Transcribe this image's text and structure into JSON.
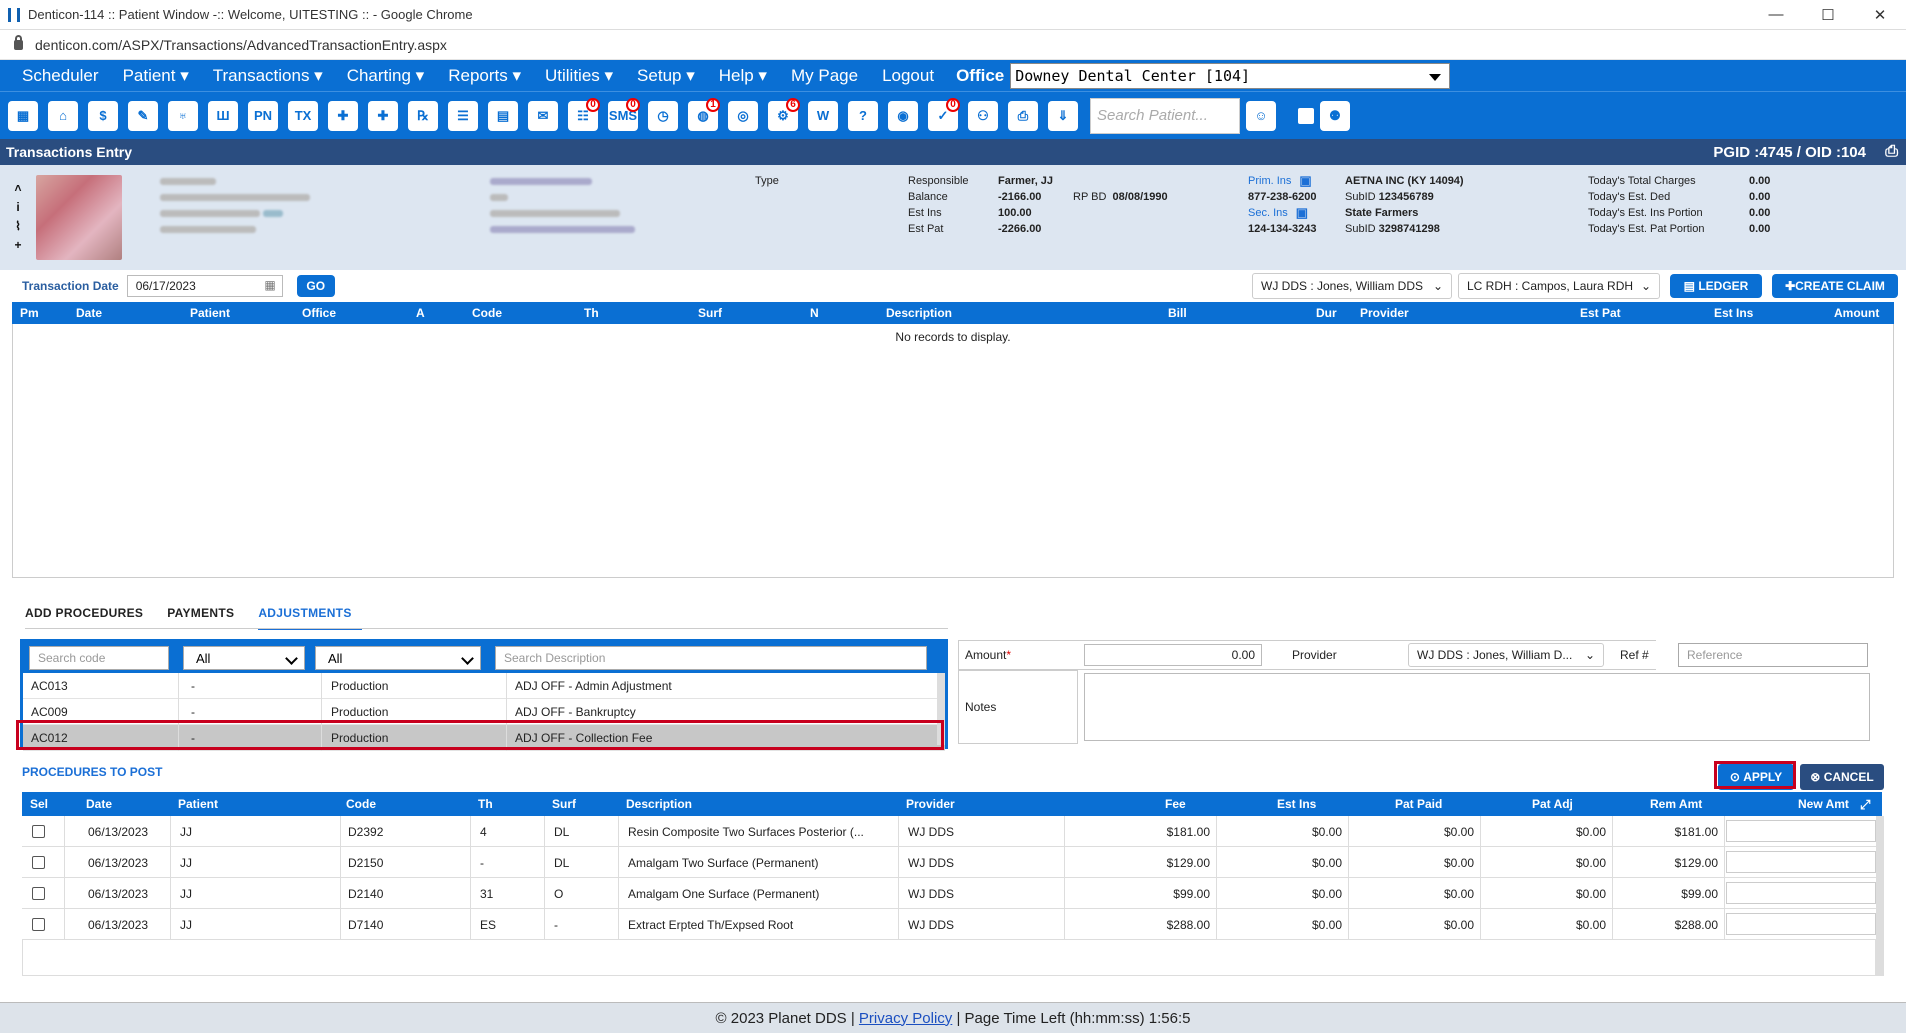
{
  "browser": {
    "title": "Denticon-114 :: Patient Window -:: Welcome, UITESTING :: - Google Chrome",
    "url": "denticon.com/ASPX/Transactions/AdvancedTransactionEntry.aspx",
    "controls": [
      "—",
      "☐",
      "✕"
    ]
  },
  "menu": {
    "items": [
      "Scheduler",
      "Patient ▾",
      "Transactions ▾",
      "Charting ▾",
      "Reports ▾",
      "Utilities ▾",
      "Setup ▾",
      "Help ▾",
      "My Page",
      "Logout"
    ],
    "office_label": "Office",
    "office_value": "Downey Dental Center [104]"
  },
  "toolbar": {
    "icons": [
      "calendar-icon",
      "home-icon",
      "dollar-icon",
      "edit-icon",
      "tooth-icon",
      "tooth-chart-icon",
      "pn-icon",
      "tx-icon",
      "add-user-icon",
      "add-group-icon",
      "rx-icon",
      "note-icon",
      "print-doc-icon",
      "mail-icon",
      "chat-icon",
      "sms-icon",
      "clock-icon",
      "globe-icon",
      "support-icon",
      "settings-icon",
      "tooth-outline-icon",
      "help-icon",
      "web-icon",
      "doc-check-icon",
      "team-icon",
      "printer-icon",
      "download-icon"
    ],
    "badges": {
      "chat": "0",
      "sms": "0",
      "globe": "1",
      "settings": "6",
      "doc-check": "0"
    },
    "search_placeholder": "Search Patient..."
  },
  "section": {
    "title": "Transactions Entry",
    "ids": "PGID :4745  /  OID :104"
  },
  "patient": {
    "type_label": "Type",
    "responsible_label": "Responsible",
    "responsible_value": "Farmer, JJ",
    "balance_label": "Balance",
    "balance_value": "-2166.00",
    "rpbd_label": "RP BD",
    "rpbd_value": "08/08/1990",
    "estins_label": "Est Ins",
    "estins_value": "100.00",
    "estpat_label": "Est Pat",
    "estpat_value": "-2266.00",
    "prim_ins_label": "Prim. Ins",
    "prim_ins_phone": "877-238-6200",
    "prim_ins_name": "AETNA INC (KY 14094)",
    "prim_subid_label": "SubID",
    "prim_subid": "123456789",
    "sec_ins_label": "Sec. Ins",
    "sec_ins_phone": "124-134-3243",
    "sec_ins_name": "State Farmers",
    "sec_subid_label": "SubID",
    "sec_subid": "3298741298",
    "today_charges_label": "Today's Total Charges",
    "today_charges": "0.00",
    "today_ded_label": "Today's Est. Ded",
    "today_ded": "0.00",
    "today_ins_label": "Today's Est. Ins Portion",
    "today_ins": "0.00",
    "today_pat_label": "Today's Est. Pat Portion",
    "today_pat": "0.00"
  },
  "transaction": {
    "date_label": "Transaction Date",
    "date_value": "06/17/2023",
    "go_label": "GO",
    "provider1": "WJ DDS : Jones, William DDS",
    "provider2": "LC RDH : Campos, Laura RDH",
    "ledger_label": "LEDGER",
    "create_claim_label": "CREATE CLAIM",
    "columns": [
      "Pm",
      "Date",
      "Patient",
      "Office",
      "A",
      "Code",
      "Th",
      "Surf",
      "N",
      "Description",
      "Bill",
      "Dur",
      "Provider",
      "Est Pat",
      "Est Ins",
      "Amount"
    ],
    "empty_text": "No records to display."
  },
  "tabs": [
    "ADD PROCEDURES",
    "PAYMENTS",
    "ADJUSTMENTS"
  ],
  "adjustments": {
    "search_code_placeholder": "Search code",
    "filter1": "All",
    "filter2": "All",
    "search_desc_placeholder": "Search Description",
    "rows": [
      {
        "code": "AC013",
        "dash": "-",
        "type": "Production",
        "desc": "ADJ OFF - Admin Adjustment"
      },
      {
        "code": "AC009",
        "dash": "-",
        "type": "Production",
        "desc": "ADJ OFF - Bankruptcy"
      },
      {
        "code": "AC012",
        "dash": "-",
        "type": "Production",
        "desc": "ADJ OFF - Collection Fee"
      }
    ]
  },
  "amount_panel": {
    "amount_label": "Amount",
    "required_mark": "*",
    "amount_value": "0.00",
    "provider_label": "Provider",
    "provider_value": "WJ DDS : Jones, William D...",
    "ref_label": "Ref #",
    "ref_placeholder": "Reference",
    "notes_label": "Notes"
  },
  "procedures": {
    "title": "PROCEDURES TO POST",
    "apply_label": "APPLY",
    "cancel_label": "CANCEL",
    "columns": [
      "Sel",
      "Date",
      "Patient",
      "Code",
      "Th",
      "Surf",
      "Description",
      "Provider",
      "Fee",
      "Est Ins",
      "Pat Paid",
      "Pat Adj",
      "Rem Amt",
      "New Amt"
    ],
    "rows": [
      {
        "date": "06/13/2023",
        "patient": "JJ",
        "code": "D2392",
        "th": "4",
        "surf": "DL",
        "desc": "Resin Composite Two Surfaces Posterior (...",
        "provider": "WJ DDS",
        "fee": "$181.00",
        "estins": "$0.00",
        "patpaid": "$0.00",
        "patadj": "$0.00",
        "rem": "$181.00"
      },
      {
        "date": "06/13/2023",
        "patient": "JJ",
        "code": "D2150",
        "th": "-",
        "surf": "DL",
        "desc": "Amalgam Two Surface (Permanent)",
        "provider": "WJ DDS",
        "fee": "$129.00",
        "estins": "$0.00",
        "patpaid": "$0.00",
        "patadj": "$0.00",
        "rem": "$129.00"
      },
      {
        "date": "06/13/2023",
        "patient": "JJ",
        "code": "D2140",
        "th": "31",
        "surf": "O",
        "desc": "Amalgam One Surface (Permanent)",
        "provider": "WJ DDS",
        "fee": "$99.00",
        "estins": "$0.00",
        "patpaid": "$0.00",
        "patadj": "$0.00",
        "rem": "$99.00"
      },
      {
        "date": "06/13/2023",
        "patient": "JJ",
        "code": "D7140",
        "th": "ES",
        "surf": "-",
        "desc": "Extract Erpted Th/Expsed Root",
        "provider": "WJ DDS",
        "fee": "$288.00",
        "estins": "$0.00",
        "patpaid": "$0.00",
        "patadj": "$0.00",
        "rem": "$288.00"
      }
    ]
  },
  "footer": {
    "copyright": "© 2023 Planet DDS |",
    "privacy": "Privacy Policy",
    "time": "| Page Time Left (hh:mm:ss) 1:56:5"
  }
}
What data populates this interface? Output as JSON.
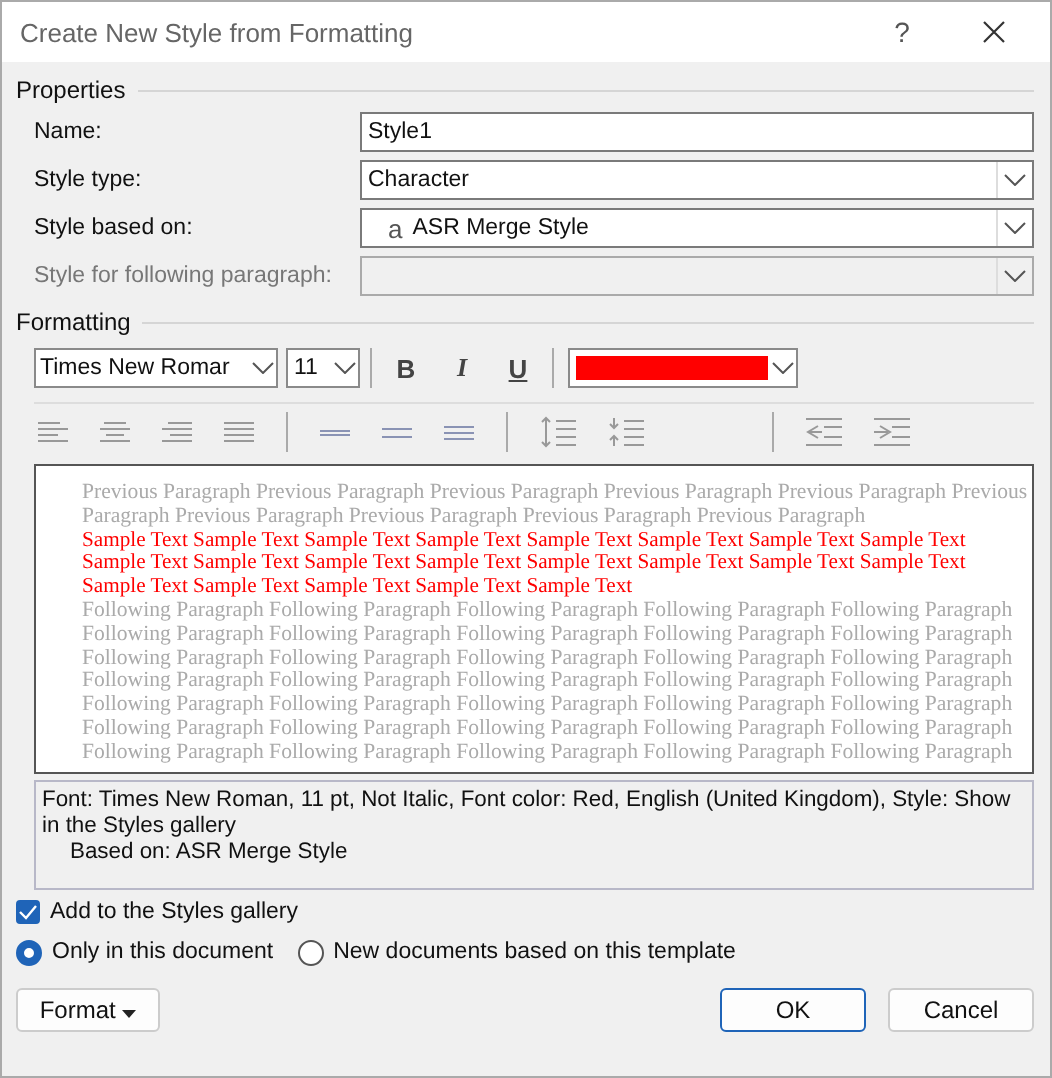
{
  "window": {
    "title": "Create New Style from Formatting",
    "help": "?"
  },
  "properties": {
    "heading": "Properties",
    "fields": [
      {
        "label": "Name:",
        "kind": "text",
        "value": "Style1",
        "disabled": false
      },
      {
        "label": "Style type:",
        "kind": "dropdown",
        "value": "Character",
        "disabled": false
      },
      {
        "label": "Style based on:",
        "kind": "dropdown",
        "glyph": "a",
        "value": "ASR Merge Style",
        "disabled": false
      },
      {
        "label": "Style for following paragraph:",
        "kind": "dropdown",
        "disabled": true
      }
    ]
  },
  "formatting": {
    "heading": "Formatting",
    "font": "Times New Romar",
    "size": "11",
    "bold": "B",
    "italic": "I",
    "underline": "U",
    "color": "#ff0000"
  },
  "preview": {
    "lines": [
      {
        "kind": "previous",
        "text": "Previous Paragraph Previous Paragraph Previous Paragraph Previous Paragraph Previous Paragraph Previous"
      },
      {
        "kind": "previous",
        "text": "Paragraph Previous Paragraph Previous Paragraph Previous Paragraph Previous Paragraph"
      },
      {
        "kind": "sample",
        "text": "Sample Text Sample Text Sample Text Sample Text Sample Text Sample Text Sample Text Sample Text"
      },
      {
        "kind": "sample",
        "text": "Sample Text Sample Text Sample Text Sample Text Sample Text Sample Text Sample Text Sample Text"
      },
      {
        "kind": "sample",
        "text": "Sample Text Sample Text Sample Text Sample Text Sample Text"
      },
      {
        "kind": "following",
        "text": "Following Paragraph Following Paragraph Following Paragraph Following Paragraph Following Paragraph"
      },
      {
        "kind": "following",
        "text": "Following Paragraph Following Paragraph Following Paragraph Following Paragraph Following Paragraph"
      },
      {
        "kind": "following",
        "text": "Following Paragraph Following Paragraph Following Paragraph Following Paragraph Following Paragraph"
      },
      {
        "kind": "following",
        "text": "Following Paragraph Following Paragraph Following Paragraph Following Paragraph Following Paragraph"
      },
      {
        "kind": "following",
        "text": "Following Paragraph Following Paragraph Following Paragraph Following Paragraph Following Paragraph"
      },
      {
        "kind": "following",
        "text": "Following Paragraph Following Paragraph Following Paragraph Following Paragraph Following Paragraph"
      },
      {
        "kind": "following",
        "text": "Following Paragraph Following Paragraph Following Paragraph Following Paragraph Following Paragraph"
      }
    ]
  },
  "description": {
    "text": "Font: Times New Roman, 11 pt, Not Italic, Font color: Red, English (United Kingdom), Style: Show in the Styles gallery",
    "based_on": "Based on: ASR Merge Style"
  },
  "options": {
    "add_to_gallery": {
      "label": "Add to the Styles gallery",
      "checked": true
    },
    "scope": [
      {
        "label": "Only in this document",
        "selected": true
      },
      {
        "label": "New documents based on this template",
        "selected": false
      }
    ]
  },
  "buttons": {
    "format": "Format",
    "ok": "OK",
    "cancel": "Cancel"
  }
}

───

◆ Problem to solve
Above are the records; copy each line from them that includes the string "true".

◆ Response to this exercise
        "disabled": true
      "checked": true
        "selected": true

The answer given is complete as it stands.